> [Assigned task]
Gather, from the listing beneath this task, every line holding the string "JSON".

Data for processing Block Start

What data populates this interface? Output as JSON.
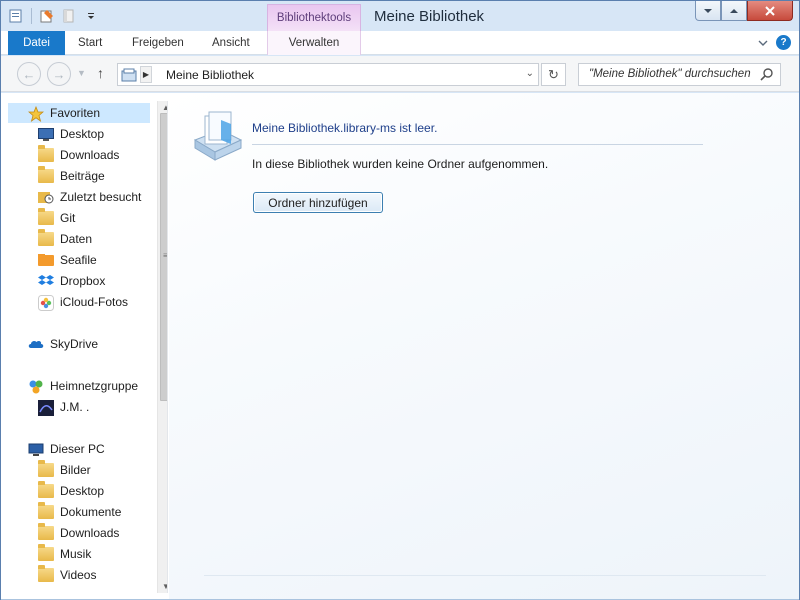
{
  "window": {
    "title": "Meine Bibliothek",
    "context_tab_group": "Bibliothektools"
  },
  "quick_access": {
    "icons": [
      "properties-icon",
      "new-folder-icon",
      "undo-icon",
      "customize-dropdown-icon"
    ]
  },
  "ribbon": {
    "tabs": [
      {
        "label": "Datei"
      },
      {
        "label": "Start"
      },
      {
        "label": "Freigeben"
      },
      {
        "label": "Ansicht"
      },
      {
        "label": "Verwalten"
      }
    ]
  },
  "address": {
    "path": "Meine Bibliothek"
  },
  "search": {
    "placeholder": "\"Meine Bibliothek\" durchsuchen"
  },
  "nav": {
    "favorites": {
      "label": "Favoriten",
      "items": [
        {
          "label": "Desktop",
          "icon": "desktop-icon"
        },
        {
          "label": "Downloads",
          "icon": "downloads-folder-icon"
        },
        {
          "label": "Beiträge",
          "icon": "folder-icon"
        },
        {
          "label": "Zuletzt besucht",
          "icon": "recent-places-icon"
        },
        {
          "label": "Git",
          "icon": "folder-icon"
        },
        {
          "label": "Daten",
          "icon": "folder-icon"
        },
        {
          "label": "Seafile",
          "icon": "seafile-folder-icon"
        },
        {
          "label": "Dropbox",
          "icon": "dropbox-icon"
        },
        {
          "label": "iCloud-Fotos",
          "icon": "icloud-photos-icon"
        }
      ]
    },
    "skydrive": {
      "label": "SkyDrive"
    },
    "homegroup": {
      "label": "Heimnetzgruppe",
      "items": [
        {
          "label": "J.M. .",
          "icon": "user-avatar-icon"
        }
      ]
    },
    "this_pc": {
      "label": "Dieser PC",
      "items": [
        {
          "label": "Bilder",
          "icon": "pictures-folder-icon"
        },
        {
          "label": "Desktop",
          "icon": "desktop-folder-icon"
        },
        {
          "label": "Dokumente",
          "icon": "documents-folder-icon"
        },
        {
          "label": "Downloads",
          "icon": "downloads-folder-icon"
        },
        {
          "label": "Musik",
          "icon": "music-folder-icon"
        },
        {
          "label": "Videos",
          "icon": "videos-folder-icon"
        }
      ]
    }
  },
  "main": {
    "empty_title": "Meine Bibliothek.library-ms ist leer.",
    "empty_desc": "In diese Bibliothek wurden keine Ordner aufgenommen.",
    "add_folder_button": "Ordner hinzufügen"
  },
  "colors": {
    "accent": "#1979ca",
    "selection": "#cde8ff",
    "context_tab": "#e9c6f0",
    "link_text": "#1e3f8a"
  }
}
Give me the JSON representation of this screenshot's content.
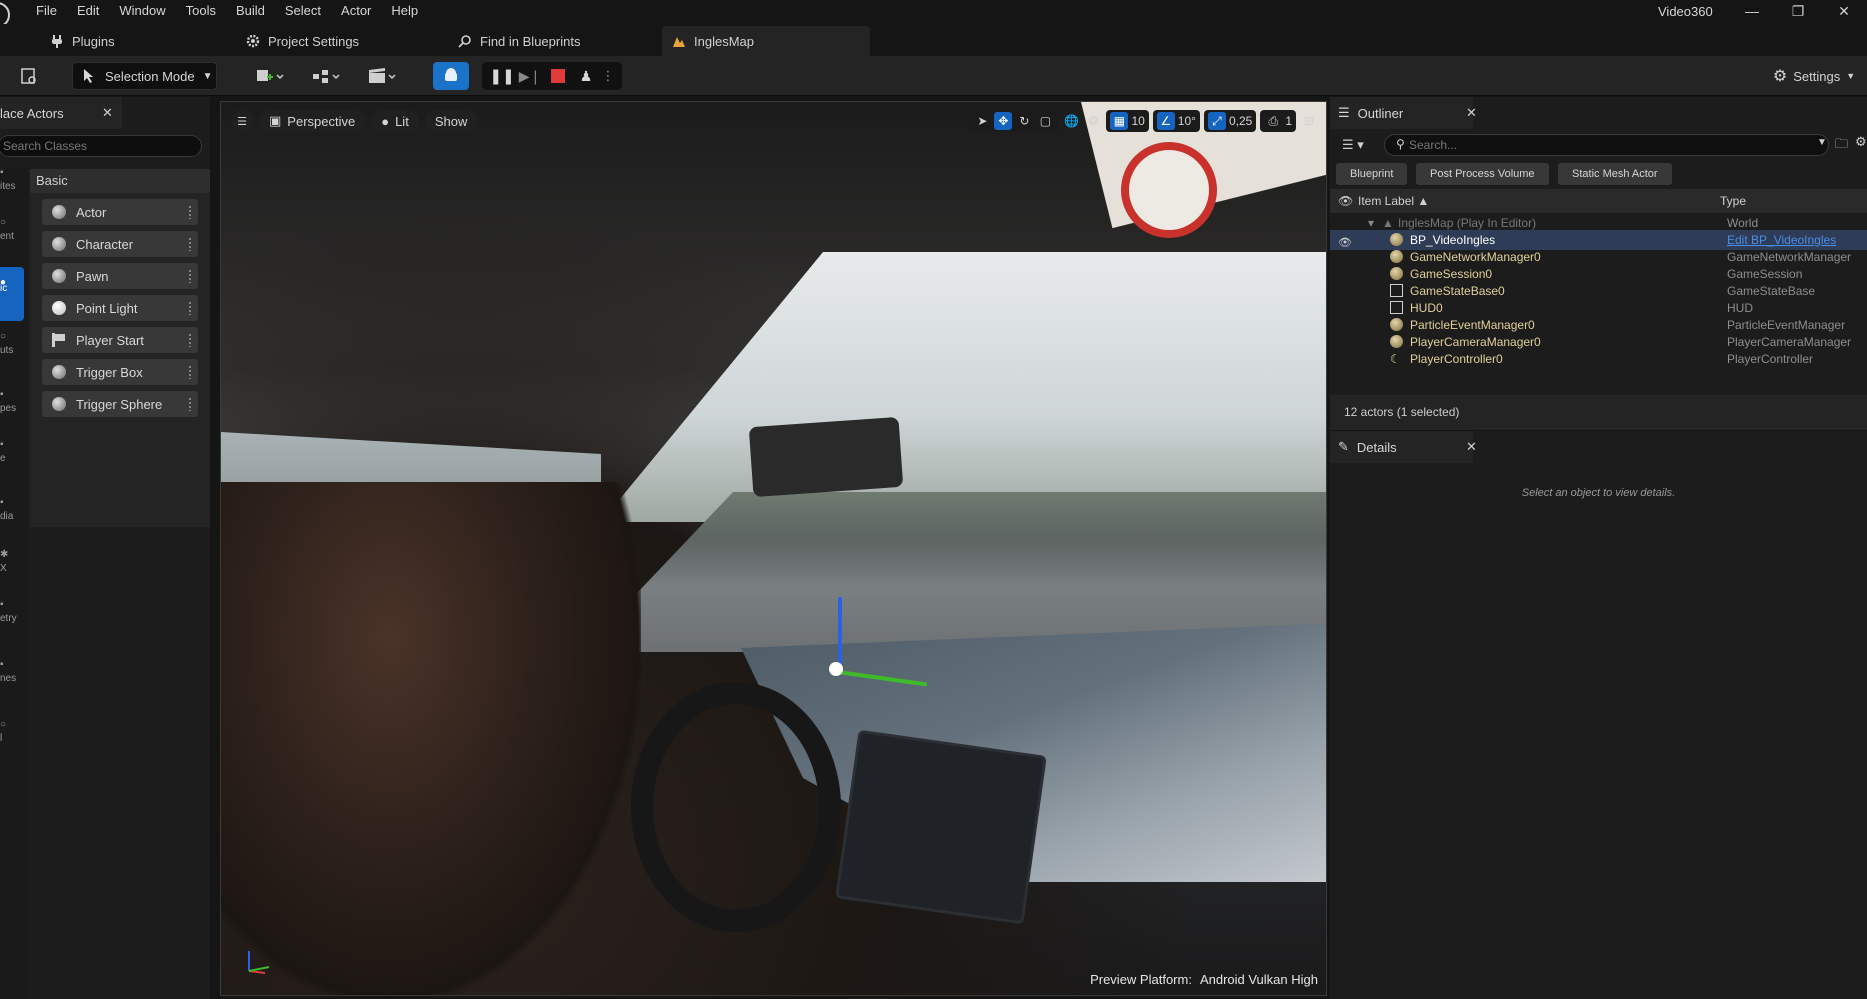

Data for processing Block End

> [Task result]
What data populates this interface? Output as JSON.
Give me the JSON representation of this screenshot's content.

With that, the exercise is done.